What needs to be done: Copy every line that holds the string "JSON" from the data below.
-- Supplied data follows --
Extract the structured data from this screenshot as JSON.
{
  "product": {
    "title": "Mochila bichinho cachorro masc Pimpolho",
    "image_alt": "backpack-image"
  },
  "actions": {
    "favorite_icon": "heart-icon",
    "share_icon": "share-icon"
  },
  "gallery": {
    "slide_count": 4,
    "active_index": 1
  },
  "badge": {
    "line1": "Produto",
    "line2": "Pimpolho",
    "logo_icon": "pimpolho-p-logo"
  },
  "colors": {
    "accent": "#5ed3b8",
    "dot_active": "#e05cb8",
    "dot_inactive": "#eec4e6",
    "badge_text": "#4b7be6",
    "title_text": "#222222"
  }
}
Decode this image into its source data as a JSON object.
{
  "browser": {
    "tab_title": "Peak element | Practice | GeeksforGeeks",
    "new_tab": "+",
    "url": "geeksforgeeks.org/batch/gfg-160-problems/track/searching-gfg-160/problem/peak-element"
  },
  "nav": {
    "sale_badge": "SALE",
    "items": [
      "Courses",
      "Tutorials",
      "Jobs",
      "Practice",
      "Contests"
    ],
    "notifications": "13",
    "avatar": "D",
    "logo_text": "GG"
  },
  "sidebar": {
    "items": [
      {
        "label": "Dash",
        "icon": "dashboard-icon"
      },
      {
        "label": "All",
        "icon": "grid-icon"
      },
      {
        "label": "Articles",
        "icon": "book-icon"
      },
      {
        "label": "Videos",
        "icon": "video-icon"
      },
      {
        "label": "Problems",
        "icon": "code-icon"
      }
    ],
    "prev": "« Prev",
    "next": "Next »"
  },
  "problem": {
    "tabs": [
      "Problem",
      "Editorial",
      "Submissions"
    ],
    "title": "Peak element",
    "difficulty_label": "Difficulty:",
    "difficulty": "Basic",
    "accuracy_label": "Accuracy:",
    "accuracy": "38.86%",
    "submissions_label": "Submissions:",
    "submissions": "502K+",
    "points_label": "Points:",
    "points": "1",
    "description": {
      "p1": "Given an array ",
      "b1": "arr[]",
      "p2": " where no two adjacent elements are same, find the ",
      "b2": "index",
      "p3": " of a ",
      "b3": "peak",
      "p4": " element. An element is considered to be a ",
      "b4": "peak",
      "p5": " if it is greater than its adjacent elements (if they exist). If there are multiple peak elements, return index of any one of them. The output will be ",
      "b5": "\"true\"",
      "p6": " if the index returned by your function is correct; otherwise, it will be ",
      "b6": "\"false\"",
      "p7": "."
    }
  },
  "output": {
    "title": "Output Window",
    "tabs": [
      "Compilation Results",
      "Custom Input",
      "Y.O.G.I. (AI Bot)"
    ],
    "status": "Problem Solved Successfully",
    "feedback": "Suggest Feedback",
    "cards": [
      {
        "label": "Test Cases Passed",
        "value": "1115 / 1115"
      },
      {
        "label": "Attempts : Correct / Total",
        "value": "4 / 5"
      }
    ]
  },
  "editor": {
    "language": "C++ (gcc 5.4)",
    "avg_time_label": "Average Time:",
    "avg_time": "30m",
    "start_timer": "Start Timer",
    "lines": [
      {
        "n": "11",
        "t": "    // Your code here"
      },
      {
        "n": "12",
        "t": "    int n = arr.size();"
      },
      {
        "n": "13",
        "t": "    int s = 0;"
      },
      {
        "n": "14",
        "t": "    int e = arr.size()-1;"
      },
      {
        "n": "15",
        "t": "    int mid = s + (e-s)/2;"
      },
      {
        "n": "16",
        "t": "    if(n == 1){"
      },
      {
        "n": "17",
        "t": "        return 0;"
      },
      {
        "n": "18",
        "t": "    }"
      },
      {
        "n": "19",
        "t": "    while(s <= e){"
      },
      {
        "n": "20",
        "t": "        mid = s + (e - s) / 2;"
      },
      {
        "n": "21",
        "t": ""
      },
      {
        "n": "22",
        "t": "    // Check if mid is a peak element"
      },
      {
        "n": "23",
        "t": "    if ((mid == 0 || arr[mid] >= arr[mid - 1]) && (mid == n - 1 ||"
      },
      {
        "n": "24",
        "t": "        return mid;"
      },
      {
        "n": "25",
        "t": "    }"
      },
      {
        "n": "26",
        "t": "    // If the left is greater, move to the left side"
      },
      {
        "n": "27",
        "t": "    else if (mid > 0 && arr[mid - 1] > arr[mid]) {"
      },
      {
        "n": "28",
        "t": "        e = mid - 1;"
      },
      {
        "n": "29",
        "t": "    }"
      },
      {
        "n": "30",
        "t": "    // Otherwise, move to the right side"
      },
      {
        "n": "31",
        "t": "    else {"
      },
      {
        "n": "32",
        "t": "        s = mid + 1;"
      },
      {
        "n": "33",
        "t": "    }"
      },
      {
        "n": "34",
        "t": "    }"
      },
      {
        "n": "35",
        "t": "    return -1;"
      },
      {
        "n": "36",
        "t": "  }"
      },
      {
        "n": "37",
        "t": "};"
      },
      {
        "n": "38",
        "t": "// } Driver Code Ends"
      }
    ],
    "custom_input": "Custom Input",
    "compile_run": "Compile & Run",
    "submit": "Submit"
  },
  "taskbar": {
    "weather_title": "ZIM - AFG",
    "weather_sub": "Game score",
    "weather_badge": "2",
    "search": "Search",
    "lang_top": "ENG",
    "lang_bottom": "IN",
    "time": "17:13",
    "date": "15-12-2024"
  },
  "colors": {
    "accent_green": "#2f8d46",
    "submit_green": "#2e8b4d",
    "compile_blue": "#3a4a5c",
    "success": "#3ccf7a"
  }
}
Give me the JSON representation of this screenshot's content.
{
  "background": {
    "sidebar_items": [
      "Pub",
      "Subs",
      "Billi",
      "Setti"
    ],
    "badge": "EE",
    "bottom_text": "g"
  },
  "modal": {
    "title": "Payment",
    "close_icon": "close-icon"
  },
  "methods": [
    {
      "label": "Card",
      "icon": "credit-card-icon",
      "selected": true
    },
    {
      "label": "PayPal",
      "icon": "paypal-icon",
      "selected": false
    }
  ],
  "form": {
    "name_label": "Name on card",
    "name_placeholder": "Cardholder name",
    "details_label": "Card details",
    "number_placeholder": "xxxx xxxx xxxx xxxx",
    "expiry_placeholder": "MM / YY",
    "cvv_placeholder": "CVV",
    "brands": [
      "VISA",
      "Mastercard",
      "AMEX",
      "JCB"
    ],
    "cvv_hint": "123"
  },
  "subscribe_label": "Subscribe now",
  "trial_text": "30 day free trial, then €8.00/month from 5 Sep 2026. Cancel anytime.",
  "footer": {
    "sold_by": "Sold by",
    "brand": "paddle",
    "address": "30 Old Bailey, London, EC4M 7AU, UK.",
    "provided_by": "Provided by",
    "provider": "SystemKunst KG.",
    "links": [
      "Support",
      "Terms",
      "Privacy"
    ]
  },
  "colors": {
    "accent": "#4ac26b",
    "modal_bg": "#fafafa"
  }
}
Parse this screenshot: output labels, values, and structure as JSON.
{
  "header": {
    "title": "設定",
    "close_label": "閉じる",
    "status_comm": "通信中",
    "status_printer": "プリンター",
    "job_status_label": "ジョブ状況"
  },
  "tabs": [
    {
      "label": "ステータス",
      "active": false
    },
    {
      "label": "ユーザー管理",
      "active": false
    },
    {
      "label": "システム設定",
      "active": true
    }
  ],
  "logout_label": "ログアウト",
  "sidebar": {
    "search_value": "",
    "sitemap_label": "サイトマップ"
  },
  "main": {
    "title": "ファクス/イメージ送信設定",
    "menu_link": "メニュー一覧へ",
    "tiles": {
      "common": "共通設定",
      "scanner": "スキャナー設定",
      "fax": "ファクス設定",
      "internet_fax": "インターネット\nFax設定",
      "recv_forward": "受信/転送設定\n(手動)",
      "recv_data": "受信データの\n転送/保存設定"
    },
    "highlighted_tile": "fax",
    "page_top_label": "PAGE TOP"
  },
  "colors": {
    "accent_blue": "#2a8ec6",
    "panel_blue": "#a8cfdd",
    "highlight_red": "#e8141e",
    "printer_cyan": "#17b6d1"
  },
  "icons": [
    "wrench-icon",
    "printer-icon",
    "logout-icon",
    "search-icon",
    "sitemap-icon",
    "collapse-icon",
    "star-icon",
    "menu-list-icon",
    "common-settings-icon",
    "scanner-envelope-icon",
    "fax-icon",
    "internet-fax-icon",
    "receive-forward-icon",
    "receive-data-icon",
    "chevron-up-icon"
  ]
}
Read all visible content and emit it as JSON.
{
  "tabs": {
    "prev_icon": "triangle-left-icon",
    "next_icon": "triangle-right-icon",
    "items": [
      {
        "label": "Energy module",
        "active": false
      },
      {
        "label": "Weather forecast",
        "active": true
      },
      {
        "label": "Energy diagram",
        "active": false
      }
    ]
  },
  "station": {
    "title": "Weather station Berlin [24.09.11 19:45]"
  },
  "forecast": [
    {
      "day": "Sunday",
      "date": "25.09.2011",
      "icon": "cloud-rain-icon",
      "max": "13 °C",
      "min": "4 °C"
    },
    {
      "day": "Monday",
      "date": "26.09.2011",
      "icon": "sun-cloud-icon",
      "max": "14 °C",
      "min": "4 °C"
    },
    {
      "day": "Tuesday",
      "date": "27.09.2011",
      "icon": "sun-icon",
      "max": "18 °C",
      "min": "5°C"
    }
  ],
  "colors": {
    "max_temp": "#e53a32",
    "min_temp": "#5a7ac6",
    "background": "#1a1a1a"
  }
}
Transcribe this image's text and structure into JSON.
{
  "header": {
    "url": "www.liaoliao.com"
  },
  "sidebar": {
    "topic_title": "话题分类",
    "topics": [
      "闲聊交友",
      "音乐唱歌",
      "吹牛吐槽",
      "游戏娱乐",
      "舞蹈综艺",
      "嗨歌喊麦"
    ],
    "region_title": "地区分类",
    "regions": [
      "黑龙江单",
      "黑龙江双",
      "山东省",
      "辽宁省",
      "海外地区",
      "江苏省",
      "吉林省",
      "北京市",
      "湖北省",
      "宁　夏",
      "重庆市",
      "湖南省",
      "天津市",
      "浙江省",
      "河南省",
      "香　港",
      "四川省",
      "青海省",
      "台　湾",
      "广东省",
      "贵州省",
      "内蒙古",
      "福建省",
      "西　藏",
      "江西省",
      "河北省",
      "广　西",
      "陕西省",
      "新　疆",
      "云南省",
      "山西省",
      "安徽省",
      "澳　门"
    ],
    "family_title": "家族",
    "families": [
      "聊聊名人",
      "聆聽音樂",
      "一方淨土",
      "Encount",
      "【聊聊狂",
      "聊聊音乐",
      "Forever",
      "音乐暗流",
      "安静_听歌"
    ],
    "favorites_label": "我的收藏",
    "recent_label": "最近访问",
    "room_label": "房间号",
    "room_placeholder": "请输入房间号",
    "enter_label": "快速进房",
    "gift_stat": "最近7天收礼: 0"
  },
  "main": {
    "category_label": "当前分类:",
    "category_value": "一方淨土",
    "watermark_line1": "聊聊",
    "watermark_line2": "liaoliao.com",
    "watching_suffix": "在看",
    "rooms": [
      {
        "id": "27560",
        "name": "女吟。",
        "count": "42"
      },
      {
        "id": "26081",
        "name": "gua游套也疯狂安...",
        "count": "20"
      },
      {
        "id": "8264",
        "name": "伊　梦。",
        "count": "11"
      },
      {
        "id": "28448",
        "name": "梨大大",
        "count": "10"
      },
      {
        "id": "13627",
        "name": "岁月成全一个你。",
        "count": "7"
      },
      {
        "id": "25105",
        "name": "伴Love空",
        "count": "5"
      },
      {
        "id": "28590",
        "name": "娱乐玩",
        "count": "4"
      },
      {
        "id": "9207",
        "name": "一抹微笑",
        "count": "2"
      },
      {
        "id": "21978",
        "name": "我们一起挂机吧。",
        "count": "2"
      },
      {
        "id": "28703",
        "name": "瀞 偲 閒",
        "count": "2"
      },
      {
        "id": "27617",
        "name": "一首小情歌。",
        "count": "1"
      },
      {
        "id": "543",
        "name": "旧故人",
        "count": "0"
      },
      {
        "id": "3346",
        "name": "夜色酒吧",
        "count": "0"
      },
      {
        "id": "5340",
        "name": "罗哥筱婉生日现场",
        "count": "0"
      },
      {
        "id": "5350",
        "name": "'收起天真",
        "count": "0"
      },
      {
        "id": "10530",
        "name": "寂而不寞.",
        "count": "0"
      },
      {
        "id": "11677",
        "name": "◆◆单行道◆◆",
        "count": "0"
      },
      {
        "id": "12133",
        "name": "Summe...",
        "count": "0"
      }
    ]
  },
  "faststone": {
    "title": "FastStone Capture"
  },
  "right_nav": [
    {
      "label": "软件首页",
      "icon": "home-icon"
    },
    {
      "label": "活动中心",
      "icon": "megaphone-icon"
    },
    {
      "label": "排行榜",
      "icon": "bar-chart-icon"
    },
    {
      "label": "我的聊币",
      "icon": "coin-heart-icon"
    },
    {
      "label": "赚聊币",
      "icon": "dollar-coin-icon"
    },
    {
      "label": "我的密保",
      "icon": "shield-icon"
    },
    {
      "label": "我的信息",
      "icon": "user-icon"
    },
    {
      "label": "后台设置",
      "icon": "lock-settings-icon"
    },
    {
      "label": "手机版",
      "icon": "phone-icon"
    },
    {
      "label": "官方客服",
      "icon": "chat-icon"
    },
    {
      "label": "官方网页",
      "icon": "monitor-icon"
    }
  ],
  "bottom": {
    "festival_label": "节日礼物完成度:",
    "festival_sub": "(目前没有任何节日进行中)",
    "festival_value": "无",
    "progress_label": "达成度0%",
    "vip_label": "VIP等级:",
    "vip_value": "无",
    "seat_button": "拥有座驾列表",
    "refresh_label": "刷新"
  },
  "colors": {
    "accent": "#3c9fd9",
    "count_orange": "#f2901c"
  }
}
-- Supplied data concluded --
Answer to this task:
Extract the structured data from this screenshot as JSON.
Decode this image into its source data as a JSON object.
Give me the JSON representation of this screenshot's content.
Parse this screenshot: output labels, values, and structure as JSON.
Read all visible content and emit it as JSON.
Transcribe this image's text and structure into JSON.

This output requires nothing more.